Task description
Go through the records below and copy out every line that contains the word "JSON".
Data shown START
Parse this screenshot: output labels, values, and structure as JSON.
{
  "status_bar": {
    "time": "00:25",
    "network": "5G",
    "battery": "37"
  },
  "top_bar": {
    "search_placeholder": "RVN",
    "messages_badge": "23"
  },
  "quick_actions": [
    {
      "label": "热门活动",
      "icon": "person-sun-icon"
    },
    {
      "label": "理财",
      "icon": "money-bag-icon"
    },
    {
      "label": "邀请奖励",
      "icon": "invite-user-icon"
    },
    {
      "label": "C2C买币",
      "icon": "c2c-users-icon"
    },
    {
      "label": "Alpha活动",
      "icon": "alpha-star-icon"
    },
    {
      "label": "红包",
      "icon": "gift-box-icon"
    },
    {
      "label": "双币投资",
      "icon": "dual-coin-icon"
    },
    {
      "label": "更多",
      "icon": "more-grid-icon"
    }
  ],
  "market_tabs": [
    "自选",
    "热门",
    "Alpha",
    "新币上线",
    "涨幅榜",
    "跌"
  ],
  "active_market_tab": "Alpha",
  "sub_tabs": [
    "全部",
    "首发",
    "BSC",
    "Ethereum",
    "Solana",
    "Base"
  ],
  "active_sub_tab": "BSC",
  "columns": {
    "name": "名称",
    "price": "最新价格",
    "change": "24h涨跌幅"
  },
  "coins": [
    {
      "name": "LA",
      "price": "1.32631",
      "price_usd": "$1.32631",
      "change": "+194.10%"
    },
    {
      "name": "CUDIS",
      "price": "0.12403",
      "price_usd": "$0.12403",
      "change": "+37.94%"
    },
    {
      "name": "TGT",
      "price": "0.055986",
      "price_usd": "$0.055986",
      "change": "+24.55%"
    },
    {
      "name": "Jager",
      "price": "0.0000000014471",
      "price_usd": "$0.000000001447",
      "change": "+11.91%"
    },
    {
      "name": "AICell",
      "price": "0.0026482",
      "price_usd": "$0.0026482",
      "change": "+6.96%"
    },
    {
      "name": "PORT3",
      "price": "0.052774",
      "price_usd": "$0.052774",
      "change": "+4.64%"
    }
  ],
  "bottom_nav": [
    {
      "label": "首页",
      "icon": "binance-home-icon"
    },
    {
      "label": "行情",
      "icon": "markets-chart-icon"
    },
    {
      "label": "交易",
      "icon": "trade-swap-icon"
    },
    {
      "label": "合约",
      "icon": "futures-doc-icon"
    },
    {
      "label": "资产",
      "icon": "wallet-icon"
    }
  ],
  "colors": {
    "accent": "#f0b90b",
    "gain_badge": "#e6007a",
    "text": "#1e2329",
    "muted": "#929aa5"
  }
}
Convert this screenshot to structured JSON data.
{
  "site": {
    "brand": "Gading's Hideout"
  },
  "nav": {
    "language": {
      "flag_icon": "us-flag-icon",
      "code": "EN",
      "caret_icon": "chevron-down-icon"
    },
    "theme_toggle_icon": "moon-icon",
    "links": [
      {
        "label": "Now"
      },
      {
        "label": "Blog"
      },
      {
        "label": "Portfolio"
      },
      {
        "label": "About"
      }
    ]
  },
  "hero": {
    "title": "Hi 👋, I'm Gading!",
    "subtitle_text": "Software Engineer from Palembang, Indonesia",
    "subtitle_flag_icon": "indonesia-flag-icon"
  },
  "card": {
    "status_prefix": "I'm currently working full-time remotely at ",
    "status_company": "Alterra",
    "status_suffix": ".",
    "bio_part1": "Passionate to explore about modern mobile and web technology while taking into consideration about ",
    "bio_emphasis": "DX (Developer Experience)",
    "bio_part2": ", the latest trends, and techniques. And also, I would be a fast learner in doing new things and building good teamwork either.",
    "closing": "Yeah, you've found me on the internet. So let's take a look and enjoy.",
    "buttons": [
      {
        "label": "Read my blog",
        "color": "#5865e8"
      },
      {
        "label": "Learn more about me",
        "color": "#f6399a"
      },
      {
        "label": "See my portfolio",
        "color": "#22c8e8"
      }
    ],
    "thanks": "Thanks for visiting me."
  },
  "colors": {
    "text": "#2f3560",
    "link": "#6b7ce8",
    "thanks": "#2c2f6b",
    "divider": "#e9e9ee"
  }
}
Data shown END
Exercise answer
Parse this screenshot: output labels, values, and structure as JSON.
Convert this screenshot to structured JSON data.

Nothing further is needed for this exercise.